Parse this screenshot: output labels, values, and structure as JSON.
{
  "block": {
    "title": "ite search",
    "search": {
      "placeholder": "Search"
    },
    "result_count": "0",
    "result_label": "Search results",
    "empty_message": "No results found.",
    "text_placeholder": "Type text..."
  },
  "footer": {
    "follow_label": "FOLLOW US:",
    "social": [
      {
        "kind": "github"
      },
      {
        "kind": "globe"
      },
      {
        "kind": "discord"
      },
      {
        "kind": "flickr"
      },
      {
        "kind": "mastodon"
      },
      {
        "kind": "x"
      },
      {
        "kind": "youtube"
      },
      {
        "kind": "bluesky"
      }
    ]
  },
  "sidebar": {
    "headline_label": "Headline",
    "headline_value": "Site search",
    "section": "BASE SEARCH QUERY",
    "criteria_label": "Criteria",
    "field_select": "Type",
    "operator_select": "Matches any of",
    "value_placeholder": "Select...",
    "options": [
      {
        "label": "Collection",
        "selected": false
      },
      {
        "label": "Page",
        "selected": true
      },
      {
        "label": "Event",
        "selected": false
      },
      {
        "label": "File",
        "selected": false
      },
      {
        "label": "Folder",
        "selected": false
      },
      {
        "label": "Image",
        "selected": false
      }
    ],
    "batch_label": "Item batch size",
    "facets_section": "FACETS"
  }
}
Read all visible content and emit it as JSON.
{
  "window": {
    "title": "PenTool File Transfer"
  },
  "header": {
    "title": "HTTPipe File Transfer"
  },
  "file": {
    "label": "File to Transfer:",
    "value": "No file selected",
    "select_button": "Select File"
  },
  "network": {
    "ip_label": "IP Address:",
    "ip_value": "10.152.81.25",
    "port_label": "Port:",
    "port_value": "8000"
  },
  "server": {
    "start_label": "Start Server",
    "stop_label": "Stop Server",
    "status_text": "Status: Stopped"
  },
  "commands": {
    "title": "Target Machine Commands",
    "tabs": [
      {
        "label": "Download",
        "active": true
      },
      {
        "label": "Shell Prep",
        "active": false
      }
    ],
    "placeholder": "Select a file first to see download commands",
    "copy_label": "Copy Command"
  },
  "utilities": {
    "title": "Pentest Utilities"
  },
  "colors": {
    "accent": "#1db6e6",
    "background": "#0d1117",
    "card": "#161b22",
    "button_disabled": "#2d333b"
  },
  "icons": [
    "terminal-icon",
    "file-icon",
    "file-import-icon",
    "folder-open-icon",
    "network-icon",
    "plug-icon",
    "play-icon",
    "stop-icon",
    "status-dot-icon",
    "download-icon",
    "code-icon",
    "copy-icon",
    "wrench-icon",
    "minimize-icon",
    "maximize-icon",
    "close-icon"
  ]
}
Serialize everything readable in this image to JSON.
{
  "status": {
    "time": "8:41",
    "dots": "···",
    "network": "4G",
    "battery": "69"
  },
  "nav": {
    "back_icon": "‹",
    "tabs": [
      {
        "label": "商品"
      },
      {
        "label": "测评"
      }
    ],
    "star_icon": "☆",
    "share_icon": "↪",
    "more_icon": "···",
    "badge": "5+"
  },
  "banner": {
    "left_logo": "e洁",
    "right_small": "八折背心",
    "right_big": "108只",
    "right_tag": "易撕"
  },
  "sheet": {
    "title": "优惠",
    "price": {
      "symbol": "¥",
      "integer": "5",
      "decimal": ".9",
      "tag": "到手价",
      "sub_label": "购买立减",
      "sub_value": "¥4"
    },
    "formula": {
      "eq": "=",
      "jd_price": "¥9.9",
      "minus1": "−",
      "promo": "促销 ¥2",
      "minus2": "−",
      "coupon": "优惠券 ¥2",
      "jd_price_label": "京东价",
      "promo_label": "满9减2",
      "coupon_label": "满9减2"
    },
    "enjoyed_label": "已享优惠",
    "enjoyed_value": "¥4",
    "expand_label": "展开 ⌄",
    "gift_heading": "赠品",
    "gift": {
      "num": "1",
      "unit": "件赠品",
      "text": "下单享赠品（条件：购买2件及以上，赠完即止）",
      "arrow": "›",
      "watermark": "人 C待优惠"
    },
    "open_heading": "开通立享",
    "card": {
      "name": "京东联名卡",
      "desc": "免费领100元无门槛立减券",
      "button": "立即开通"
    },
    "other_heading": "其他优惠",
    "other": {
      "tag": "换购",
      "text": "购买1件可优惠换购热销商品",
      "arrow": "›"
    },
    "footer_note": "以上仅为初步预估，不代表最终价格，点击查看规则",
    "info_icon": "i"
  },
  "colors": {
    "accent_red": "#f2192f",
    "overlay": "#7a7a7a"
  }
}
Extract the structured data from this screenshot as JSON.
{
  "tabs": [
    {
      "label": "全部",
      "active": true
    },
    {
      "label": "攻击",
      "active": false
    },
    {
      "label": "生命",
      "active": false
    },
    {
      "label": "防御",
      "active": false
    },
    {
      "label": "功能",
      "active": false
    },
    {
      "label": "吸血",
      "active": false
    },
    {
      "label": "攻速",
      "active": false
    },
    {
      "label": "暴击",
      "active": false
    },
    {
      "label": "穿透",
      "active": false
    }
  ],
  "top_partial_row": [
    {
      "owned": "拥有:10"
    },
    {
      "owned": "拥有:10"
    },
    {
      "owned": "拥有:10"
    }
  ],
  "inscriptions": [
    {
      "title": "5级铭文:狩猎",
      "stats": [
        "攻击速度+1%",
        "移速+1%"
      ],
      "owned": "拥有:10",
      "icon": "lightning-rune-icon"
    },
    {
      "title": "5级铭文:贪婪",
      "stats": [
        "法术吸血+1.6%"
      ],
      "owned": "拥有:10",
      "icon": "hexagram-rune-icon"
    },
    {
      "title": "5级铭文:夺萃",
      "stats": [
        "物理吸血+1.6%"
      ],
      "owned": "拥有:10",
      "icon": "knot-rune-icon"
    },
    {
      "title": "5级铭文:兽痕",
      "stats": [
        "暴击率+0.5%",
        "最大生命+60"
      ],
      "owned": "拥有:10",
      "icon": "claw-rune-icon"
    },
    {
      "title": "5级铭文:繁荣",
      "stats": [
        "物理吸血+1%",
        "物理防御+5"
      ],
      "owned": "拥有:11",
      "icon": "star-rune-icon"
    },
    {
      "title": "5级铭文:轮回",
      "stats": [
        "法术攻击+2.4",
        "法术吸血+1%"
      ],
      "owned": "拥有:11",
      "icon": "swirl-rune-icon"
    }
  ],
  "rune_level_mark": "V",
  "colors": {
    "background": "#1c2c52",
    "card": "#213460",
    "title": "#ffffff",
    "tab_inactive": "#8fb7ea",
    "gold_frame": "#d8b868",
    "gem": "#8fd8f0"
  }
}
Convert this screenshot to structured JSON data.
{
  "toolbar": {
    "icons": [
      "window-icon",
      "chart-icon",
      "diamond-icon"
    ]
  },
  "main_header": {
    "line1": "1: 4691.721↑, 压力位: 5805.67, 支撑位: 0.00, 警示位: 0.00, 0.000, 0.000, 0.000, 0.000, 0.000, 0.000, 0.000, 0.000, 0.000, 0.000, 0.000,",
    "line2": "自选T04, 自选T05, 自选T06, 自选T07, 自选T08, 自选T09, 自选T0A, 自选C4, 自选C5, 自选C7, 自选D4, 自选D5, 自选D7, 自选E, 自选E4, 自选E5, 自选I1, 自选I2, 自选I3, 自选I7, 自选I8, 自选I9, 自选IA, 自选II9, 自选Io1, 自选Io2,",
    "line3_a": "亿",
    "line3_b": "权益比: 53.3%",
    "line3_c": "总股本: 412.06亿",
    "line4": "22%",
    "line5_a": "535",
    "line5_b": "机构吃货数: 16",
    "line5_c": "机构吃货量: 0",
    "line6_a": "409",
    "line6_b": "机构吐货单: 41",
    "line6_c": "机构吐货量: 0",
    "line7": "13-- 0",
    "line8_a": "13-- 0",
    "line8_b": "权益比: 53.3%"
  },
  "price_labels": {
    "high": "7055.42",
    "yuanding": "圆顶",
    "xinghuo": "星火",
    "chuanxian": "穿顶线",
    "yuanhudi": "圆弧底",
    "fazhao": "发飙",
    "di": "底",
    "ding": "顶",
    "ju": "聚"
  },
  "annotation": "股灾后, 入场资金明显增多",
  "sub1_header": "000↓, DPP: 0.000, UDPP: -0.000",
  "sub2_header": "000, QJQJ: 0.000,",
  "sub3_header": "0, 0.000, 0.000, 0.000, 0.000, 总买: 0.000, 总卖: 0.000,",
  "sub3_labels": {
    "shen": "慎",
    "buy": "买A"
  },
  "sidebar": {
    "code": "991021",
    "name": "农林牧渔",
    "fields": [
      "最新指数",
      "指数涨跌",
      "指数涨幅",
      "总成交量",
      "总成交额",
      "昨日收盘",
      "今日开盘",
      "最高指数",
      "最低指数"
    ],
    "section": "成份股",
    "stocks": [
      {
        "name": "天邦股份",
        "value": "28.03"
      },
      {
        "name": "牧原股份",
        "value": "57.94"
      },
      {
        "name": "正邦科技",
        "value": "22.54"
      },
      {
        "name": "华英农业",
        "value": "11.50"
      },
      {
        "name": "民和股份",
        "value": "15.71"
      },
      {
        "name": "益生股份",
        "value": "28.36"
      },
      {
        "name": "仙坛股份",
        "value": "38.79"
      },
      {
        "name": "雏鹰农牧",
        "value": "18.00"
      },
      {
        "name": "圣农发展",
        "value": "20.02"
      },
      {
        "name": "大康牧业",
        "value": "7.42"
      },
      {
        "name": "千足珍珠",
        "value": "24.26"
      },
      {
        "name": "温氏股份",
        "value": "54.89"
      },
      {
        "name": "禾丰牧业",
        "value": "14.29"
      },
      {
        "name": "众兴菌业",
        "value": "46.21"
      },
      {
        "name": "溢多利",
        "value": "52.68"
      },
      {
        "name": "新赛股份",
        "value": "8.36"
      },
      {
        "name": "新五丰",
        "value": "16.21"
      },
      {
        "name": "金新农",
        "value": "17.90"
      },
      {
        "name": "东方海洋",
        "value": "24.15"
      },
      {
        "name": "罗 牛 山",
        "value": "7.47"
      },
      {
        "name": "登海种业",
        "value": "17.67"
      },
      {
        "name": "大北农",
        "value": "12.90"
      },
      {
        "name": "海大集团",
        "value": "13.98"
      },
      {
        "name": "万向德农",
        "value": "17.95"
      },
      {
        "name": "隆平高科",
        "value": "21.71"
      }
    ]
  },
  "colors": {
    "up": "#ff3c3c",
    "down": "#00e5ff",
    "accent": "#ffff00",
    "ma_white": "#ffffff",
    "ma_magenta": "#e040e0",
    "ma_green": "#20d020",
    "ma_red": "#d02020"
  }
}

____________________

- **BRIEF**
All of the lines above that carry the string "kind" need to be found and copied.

- **TASK OUTPUT**
        "kind": "github"
        "kind": "globe"
        "kind": "discord"
        "kind": "flickr"
        "kind": "mastodon"
        "kind": "x"
        "kind": "youtube"
        "kind": "bluesky"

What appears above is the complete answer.